Slow Fish

Slow Fish

Not On My Plate

The standardization of consumer behavior that marks our era is also reflected in the consumption of fish and seafood from fresh and salt water. We find the same species commercialized on a massive scale and –as a result– running the risk of over-exploitation. Intensive fish farms have been set up to respond to the huge demand for these species. But far from being a solution, aquaculture often only worsens the problem.

One key to change is collective consciousness from consumers.

They would need to be at the front line of this movement and to decide not to eat fish or seafood from a production system that was harmful to the environment.
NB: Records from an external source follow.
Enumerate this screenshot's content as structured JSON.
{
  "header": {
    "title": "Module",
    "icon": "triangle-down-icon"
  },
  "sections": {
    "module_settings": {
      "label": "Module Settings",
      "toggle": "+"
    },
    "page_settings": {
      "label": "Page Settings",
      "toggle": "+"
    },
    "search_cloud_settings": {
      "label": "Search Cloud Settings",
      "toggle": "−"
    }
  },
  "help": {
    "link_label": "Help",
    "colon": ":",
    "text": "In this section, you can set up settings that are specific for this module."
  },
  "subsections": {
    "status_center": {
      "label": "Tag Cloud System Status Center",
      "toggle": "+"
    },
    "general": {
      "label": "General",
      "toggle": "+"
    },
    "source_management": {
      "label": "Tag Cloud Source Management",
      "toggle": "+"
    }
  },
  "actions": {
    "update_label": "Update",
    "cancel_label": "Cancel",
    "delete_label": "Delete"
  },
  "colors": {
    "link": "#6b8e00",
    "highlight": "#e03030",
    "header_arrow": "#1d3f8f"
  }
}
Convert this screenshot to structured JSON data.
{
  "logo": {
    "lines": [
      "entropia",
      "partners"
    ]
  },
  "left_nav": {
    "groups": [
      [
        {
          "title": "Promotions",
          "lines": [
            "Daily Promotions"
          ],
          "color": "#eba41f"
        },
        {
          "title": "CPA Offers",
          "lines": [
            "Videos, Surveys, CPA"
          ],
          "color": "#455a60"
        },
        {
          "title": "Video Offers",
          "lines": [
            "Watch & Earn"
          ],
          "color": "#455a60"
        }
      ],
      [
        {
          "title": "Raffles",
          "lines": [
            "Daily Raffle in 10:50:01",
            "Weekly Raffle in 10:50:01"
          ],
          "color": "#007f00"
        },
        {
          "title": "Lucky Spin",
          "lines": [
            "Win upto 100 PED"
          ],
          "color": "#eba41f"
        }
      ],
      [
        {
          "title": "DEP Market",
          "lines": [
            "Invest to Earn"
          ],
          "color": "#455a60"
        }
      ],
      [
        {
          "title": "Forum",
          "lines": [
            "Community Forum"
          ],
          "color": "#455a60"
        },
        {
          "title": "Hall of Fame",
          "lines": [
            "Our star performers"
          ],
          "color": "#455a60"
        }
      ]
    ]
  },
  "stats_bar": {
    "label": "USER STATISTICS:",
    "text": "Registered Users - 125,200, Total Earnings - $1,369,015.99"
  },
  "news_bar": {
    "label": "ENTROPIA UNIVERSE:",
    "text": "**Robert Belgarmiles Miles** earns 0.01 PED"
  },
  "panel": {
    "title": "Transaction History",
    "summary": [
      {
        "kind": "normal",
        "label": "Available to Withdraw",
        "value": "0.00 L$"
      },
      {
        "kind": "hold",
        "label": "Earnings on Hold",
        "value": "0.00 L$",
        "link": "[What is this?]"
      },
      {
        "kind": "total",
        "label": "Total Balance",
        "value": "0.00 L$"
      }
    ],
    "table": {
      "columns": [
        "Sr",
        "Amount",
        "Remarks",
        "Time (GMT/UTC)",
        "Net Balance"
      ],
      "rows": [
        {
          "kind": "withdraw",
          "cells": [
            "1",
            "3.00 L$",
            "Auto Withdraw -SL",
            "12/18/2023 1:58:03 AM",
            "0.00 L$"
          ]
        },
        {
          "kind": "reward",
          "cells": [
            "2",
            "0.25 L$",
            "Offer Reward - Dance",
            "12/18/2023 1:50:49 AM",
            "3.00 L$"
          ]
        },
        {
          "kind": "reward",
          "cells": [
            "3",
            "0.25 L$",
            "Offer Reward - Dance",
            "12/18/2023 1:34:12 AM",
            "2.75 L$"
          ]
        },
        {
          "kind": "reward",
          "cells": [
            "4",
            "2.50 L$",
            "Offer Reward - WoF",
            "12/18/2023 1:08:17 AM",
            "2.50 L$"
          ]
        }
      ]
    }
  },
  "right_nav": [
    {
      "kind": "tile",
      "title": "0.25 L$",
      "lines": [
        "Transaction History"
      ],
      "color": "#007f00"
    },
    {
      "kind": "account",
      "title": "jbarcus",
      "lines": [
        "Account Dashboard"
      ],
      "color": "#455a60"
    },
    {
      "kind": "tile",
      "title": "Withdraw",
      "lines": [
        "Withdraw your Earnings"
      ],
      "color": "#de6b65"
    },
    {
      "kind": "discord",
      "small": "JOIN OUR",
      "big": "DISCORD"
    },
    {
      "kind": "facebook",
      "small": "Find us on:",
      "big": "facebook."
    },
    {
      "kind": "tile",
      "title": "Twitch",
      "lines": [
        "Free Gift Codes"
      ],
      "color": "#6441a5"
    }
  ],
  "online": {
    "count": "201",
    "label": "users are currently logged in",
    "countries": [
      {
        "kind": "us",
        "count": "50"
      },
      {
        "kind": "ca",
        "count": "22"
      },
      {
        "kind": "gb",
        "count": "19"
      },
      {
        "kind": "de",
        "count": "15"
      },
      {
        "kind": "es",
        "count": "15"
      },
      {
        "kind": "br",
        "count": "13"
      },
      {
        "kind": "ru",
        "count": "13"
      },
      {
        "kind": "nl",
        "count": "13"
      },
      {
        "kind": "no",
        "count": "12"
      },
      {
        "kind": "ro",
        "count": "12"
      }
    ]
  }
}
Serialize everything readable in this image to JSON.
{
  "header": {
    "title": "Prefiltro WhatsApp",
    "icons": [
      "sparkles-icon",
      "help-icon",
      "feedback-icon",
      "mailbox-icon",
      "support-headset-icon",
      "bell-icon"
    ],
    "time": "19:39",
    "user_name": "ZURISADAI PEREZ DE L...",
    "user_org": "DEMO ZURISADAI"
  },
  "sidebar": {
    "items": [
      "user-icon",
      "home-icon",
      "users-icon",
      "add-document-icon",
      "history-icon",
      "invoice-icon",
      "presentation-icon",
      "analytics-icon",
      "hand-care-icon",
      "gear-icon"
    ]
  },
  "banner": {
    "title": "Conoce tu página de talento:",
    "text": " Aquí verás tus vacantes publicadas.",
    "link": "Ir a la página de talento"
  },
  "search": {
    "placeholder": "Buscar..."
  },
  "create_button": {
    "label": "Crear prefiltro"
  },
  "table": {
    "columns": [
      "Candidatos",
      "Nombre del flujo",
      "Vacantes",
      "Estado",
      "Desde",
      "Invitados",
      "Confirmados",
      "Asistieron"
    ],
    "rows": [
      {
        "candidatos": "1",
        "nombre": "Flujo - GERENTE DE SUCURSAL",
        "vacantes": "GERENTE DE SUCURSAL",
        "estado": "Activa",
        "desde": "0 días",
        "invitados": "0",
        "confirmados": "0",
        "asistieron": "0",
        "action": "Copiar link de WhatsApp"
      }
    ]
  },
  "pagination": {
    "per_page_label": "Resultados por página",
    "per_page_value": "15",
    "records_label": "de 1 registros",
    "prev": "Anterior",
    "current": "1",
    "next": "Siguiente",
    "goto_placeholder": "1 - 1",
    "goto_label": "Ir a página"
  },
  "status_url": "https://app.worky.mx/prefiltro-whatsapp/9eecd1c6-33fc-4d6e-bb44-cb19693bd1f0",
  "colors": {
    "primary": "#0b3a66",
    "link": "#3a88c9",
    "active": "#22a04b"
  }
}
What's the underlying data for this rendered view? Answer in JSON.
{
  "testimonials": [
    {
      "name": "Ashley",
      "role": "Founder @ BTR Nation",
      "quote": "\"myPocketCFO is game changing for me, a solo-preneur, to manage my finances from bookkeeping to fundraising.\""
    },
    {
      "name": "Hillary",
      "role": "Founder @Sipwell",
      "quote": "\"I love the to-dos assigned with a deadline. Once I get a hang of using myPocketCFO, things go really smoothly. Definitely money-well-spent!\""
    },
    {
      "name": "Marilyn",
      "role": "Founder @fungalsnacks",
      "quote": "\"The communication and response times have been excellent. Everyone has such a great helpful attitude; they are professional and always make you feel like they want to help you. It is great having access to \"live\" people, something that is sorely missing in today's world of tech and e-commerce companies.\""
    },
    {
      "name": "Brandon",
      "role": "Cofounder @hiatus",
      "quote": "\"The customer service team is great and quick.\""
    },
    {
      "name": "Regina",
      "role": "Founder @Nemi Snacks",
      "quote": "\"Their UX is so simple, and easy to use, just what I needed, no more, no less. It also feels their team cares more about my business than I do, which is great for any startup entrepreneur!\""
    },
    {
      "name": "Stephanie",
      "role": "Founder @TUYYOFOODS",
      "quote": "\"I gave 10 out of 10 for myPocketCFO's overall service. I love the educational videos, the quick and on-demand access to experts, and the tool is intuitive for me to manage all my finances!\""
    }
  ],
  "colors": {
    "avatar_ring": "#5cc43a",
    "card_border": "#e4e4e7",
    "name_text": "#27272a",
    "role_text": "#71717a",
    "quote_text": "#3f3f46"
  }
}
Our suggested list is very short. It will help you start to change your behavior. But it is not meant to be carved in stone. It is the methods of fishing and fish farming, and above all their intensity, that should draw our attention and potentially our concern. Artisanal and responsible methods for catching or farming these same species can be just fine. On the flipside, savagely effective fishing techniques applied to still-numerous species can lead to a rapid fall in stocks.